In a conference call with investors on Tuesday, UTC Chairman and CEO Greg Hayes also confirmed that the company is exploring the possibility of divesting its Chubb Fire & Security Field Services business from Carrier prior to the official spin-off. According to a company spokesperson, the Chubb Field Services business includes the firm’s fire and electronic security installation, service and monitoring capabilities.
“That’s roughly $2.5 billion of sales at a roughly 10 percent margin kind of business,” Hayes said. “The focus of Carrier going forward is going to be on products and services, not on installation in the field. As we think about the portfolio, if we choose to divest of the (fire and security) field business, it will be to give us a better focus going forward on our products and services portfolio.
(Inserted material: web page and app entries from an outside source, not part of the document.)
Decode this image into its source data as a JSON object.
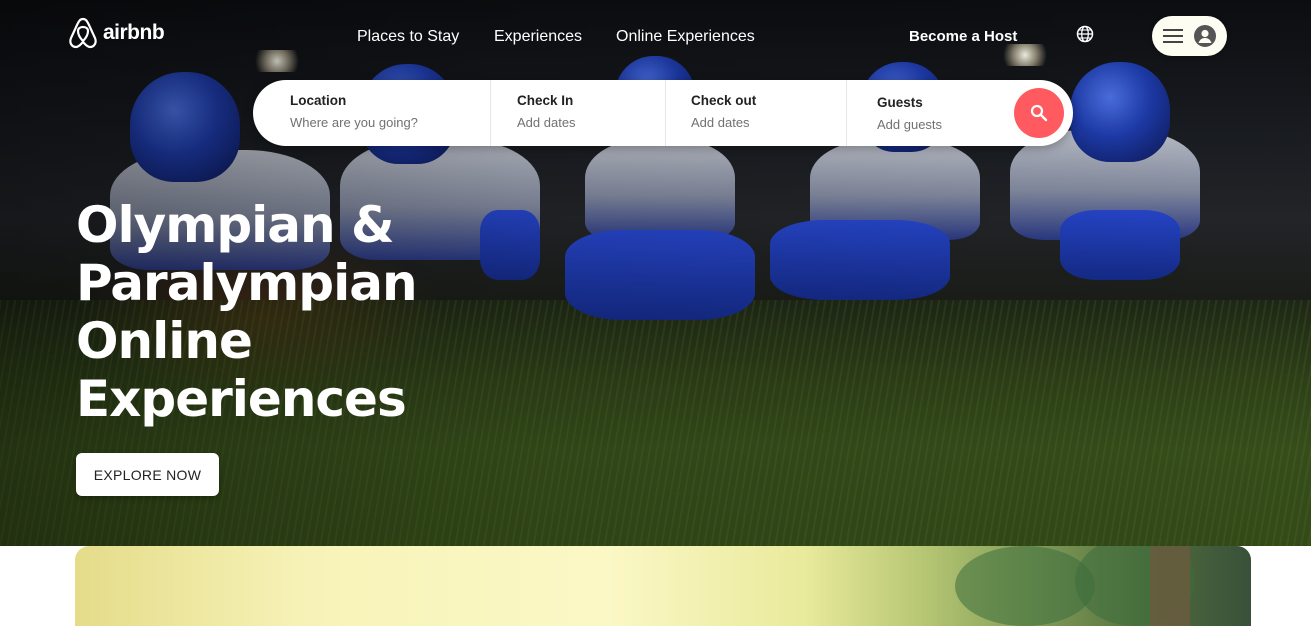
{
  "brand": {
    "name": "airbnb"
  },
  "nav": {
    "links": [
      "Places to Stay",
      "Experiences",
      "Online Experiences"
    ],
    "become_host": "Become a Host"
  },
  "search": {
    "location": {
      "title": "Location",
      "placeholder": "Where are you going?"
    },
    "check_in": {
      "title": "Check In",
      "placeholder": "Add dates"
    },
    "check_out": {
      "title": "Check out",
      "placeholder": "Add dates"
    },
    "guests": {
      "title": "Guests",
      "placeholder": "Add guests"
    }
  },
  "hero": {
    "headline_lines": [
      "Olympian &",
      "Paralympian",
      "Online",
      "Experiences"
    ],
    "cta_label": "EXPLORE NOW"
  },
  "colors": {
    "accent": "#ff5a5f",
    "pill_bg": "#fdfdf2"
  },
  "icons": [
    "airbnb-logo-icon",
    "globe-icon",
    "hamburger-menu-icon",
    "user-avatar-icon",
    "search-icon"
  ]
}
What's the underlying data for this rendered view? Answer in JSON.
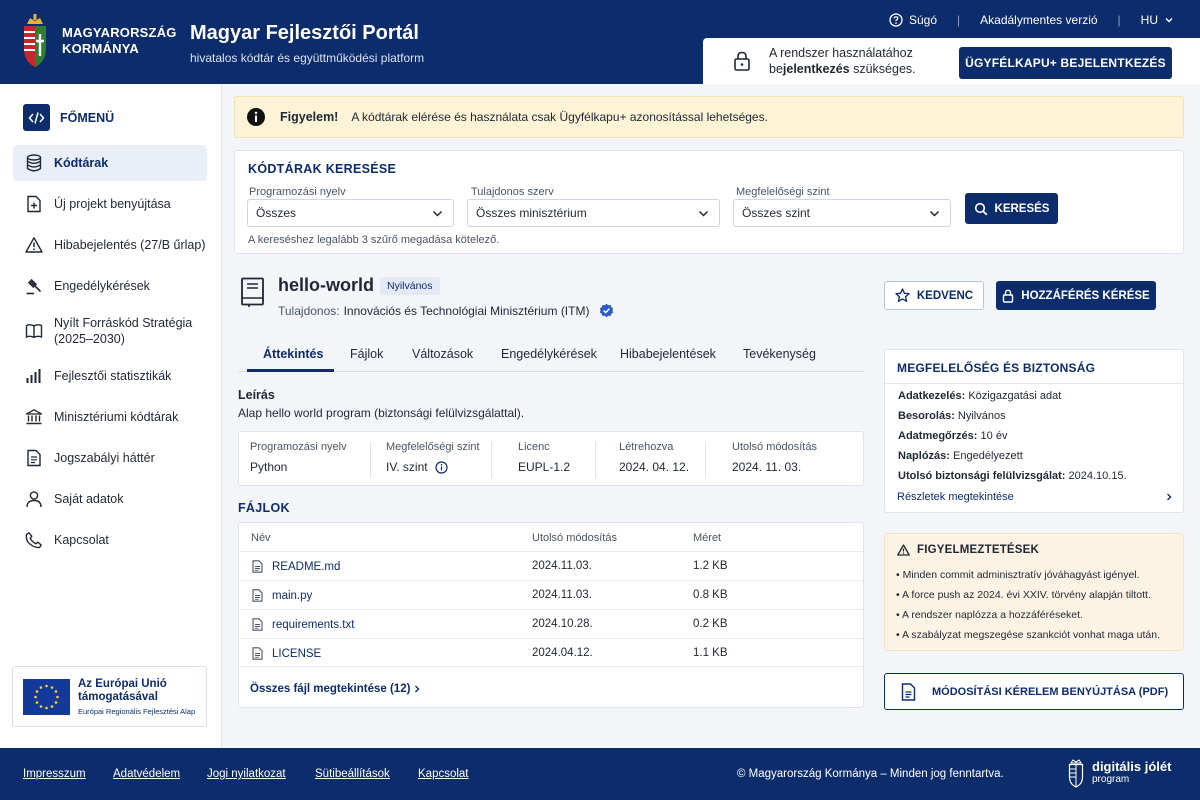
{
  "header": {
    "gov_line1": "MAGYARORSZÁG",
    "gov_line2": "KORMÁNYA",
    "portal_title": "Magyar Fejlesztői Portál",
    "portal_subtitle": "hivatalos kódtár és együttműködési platform",
    "help": "Súgó",
    "accessible": "Akadálymentes verzió",
    "language": "HU",
    "login_notice_line1": "A rendszer használatához",
    "login_notice_pre": "be",
    "login_notice_bold": "jelentkezés",
    "login_notice_post": " szükséges.",
    "login_button": "ÜGYFÉLKAPU+ BEJELENTKEZÉS"
  },
  "sidebar": {
    "menu_title": "FŐMENÜ",
    "items": [
      {
        "label": "Kódtárak",
        "icon": "database-icon",
        "active": true
      },
      {
        "label": "Új projekt benyújtása",
        "icon": "file-plus-icon"
      },
      {
        "label": "Hibabejelentés (27/B űrlap)",
        "icon": "warning-icon"
      },
      {
        "label": "Engedélykérések",
        "icon": "gavel-icon"
      },
      {
        "label": "Nyílt Forráskód Stratégia (2025–2030)",
        "icon": "book-icon"
      },
      {
        "label": "Fejlesztői statisztikák",
        "icon": "bar-chart-icon"
      },
      {
        "label": "Minisztériumi kódtárak",
        "icon": "bank-icon"
      },
      {
        "label": "Jogszabályi háttér",
        "icon": "document-icon"
      },
      {
        "label": "Saját adatok",
        "icon": "user-icon"
      },
      {
        "label": "Kapcsolat",
        "icon": "phone-icon"
      }
    ],
    "eu": {
      "line1": "Az Európai Unió",
      "line2": "támogatásával",
      "line3": "Európai Regionális Fejlesztési Alap"
    }
  },
  "alert": {
    "title": "Figyelem!",
    "message": "A kódtárak elérése és használata csak Ügyfélkapu+ azonosítással lehetséges."
  },
  "search": {
    "title": "KÓDTÁRAK KERESÉSE",
    "filters": [
      {
        "label": "Programozási nyelv",
        "value": "Összes"
      },
      {
        "label": "Tulajdonos szerv",
        "value": "Összes minisztérium"
      },
      {
        "label": "Megfelelőségi szint",
        "value": "Összes szint"
      }
    ],
    "button": "KERESÉS",
    "note": "A kereséshez legalább 3 szűrő megadása kötelező."
  },
  "repo": {
    "name": "hello-world",
    "visibility": "Nyilvános",
    "owner_label": "Tulajdonos:",
    "owner": "Innovációs és Technológiai Minisztérium (ITM)",
    "favorite_button": "KEDVENC",
    "access_button": "HOZZÁFÉRÉS KÉRÉSE",
    "tabs": [
      "Áttekintés",
      "Fájlok",
      "Változások",
      "Engedélykérések",
      "Hibabejelentések",
      "Tevékenység"
    ],
    "active_tab": "Áttekintés",
    "description_title": "Leírás",
    "description": "Alap hello world program (biztonsági felülvizsgálattal).",
    "meta": [
      {
        "label": "Programozási nyelv",
        "value": "Python"
      },
      {
        "label": "Megfelelőségi szint",
        "value": "IV. szint"
      },
      {
        "label": "Licenc",
        "value": "EUPL-1.2"
      },
      {
        "label": "Létrehozva",
        "value": "2024. 04. 12."
      },
      {
        "label": "Utolsó módosítás",
        "value": "2024. 11. 03."
      }
    ]
  },
  "files": {
    "title": "FÁJLOK",
    "columns": [
      "Név",
      "Utolsó módosítás",
      "Méret"
    ],
    "rows": [
      {
        "name": "README.md",
        "date": "2024.11.03.",
        "size": "1.2 KB"
      },
      {
        "name": "main.py",
        "date": "2024.11.03.",
        "size": "0.8 KB"
      },
      {
        "name": "requirements.txt",
        "date": "2024.10.28.",
        "size": "0.2 KB"
      },
      {
        "name": "LICENSE",
        "date": "2024.04.12.",
        "size": "1.1 KB"
      }
    ],
    "view_all": "Összes fájl megtekintése (12)"
  },
  "compliance": {
    "title": "MEGFELELŐSÉG ÉS BIZTONSÁG",
    "items": [
      {
        "key": "Adatkezelés:",
        "value": "Közigazgatási adat"
      },
      {
        "key": "Besorolás:",
        "value": "Nyilvános"
      },
      {
        "key": "Adatmegőrzés:",
        "value": "10 év"
      },
      {
        "key": "Naplózás:",
        "value": "Engedélyezett"
      },
      {
        "key": "Utolsó biztonsági felülvizsgálat:",
        "value": "2024.10.15."
      }
    ],
    "details_link": "Részletek megtekintése"
  },
  "warnings": {
    "title": "FIGYELMEZTETÉSEK",
    "items": [
      "Minden commit adminisztratív jóváhagyást igényel.",
      "A force push az 2024. évi XXIV. törvény alapján tiltott.",
      "A rendszer naplózza a hozzáféréseket.",
      "A szabályzat megszegése szankciót vonhat maga után."
    ]
  },
  "pdf_button": "MÓDOSÍTÁSI KÉRELEM BENYÚJTÁSA (PDF)",
  "footer": {
    "links": [
      "Impresszum",
      "Adatvédelem",
      "Jogi nyilatkozat",
      "Sütibeállítások",
      "Kapcsolat"
    ],
    "copyright": "© Magyarország Kormánya – Minden jog fenntartva.",
    "brand_line1": "digitális jólét",
    "brand_line2": "program"
  },
  "colors": {
    "primary": "#0d2c6b",
    "alert_bg": "#fdf3d6",
    "warning_bg": "#fdf3e4"
  }
}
We like the fire products, we like the security products, the refrigeration and the transport piece – all of those other pieces of Carrier beyond just commercial and residential HVAC.”
According to Jim McHale, Director of UK-based market research firm Memoori, while conglomerates like UTC built up “substantial operations” in the global fire and security products market from 2000 to 2010 through acquisitions, their performance in the industry has since waned.
“Since then the performance of conglomerates has declined, particularly in the physical security business, some have sold off these businesses, such as GE. Tyco has merged with Johnson Controls. Siemens sold their security products business to Vanderbilt. So UTC spinning out Carrier (including Fire & Security) is not particularly surprising,” McHale said. “Carrier is very capable of being a profitable standalone business. Indeed, somewhere down the line, Carrier may even divest some product brands to focus on solutions. They would probably realize a good return and find buyers from private equity.”
A Defining Moment for UTC
Hayes said the board’s decision to pursue a separation of the existing company is a “pivotal moment” in the company’s history that follows a more than year-long evaluation of their portfolio. The separation of UTC has also been sought by several activist investors of the company.
“We believe the proposed separation of three, industry-leading public companies would maximize each independent company’s ability to drive sustained earnings growth through business cycles and maximize long-term shareholder value,” Hayes said.
Hayes also emphasized that the separation will enable each company to create its own capital structure and make capital allocation decisions to suit their own individual business models.
“I think it’s important to reiterate that these three businesses are already leaders in their respective industries,” Hayes added. “There’s no weak sister here that we’re worried about going forward and each of these businesses will have a greater opportunity to build on their own histories of shaping industries as independent companies.”
“We will now have an aerospace business that will have sales of roughly $50 billion by 2020 and that gives us the ability, with that scale, to think about a standalone aerospace business. We’ve always known that the Carrier and Otis businesses could be standalone but we were always concerned about the aerospace business because of the very long cycle of the investments and cash returns, so I think we always thought we needed commercial businesses to support the aero businesses but with the scale the way it is today, that’s no longer the case,” Hayes said. “And the world has changed. I think we all recognize the fact that focused businesses tend to do better.”
About the Author:
Joel Griffin is the Editor-in-Chief of SecurityInfoWatch.com and a veteran security journalist. You can reach him at firstname.lastname@example.org.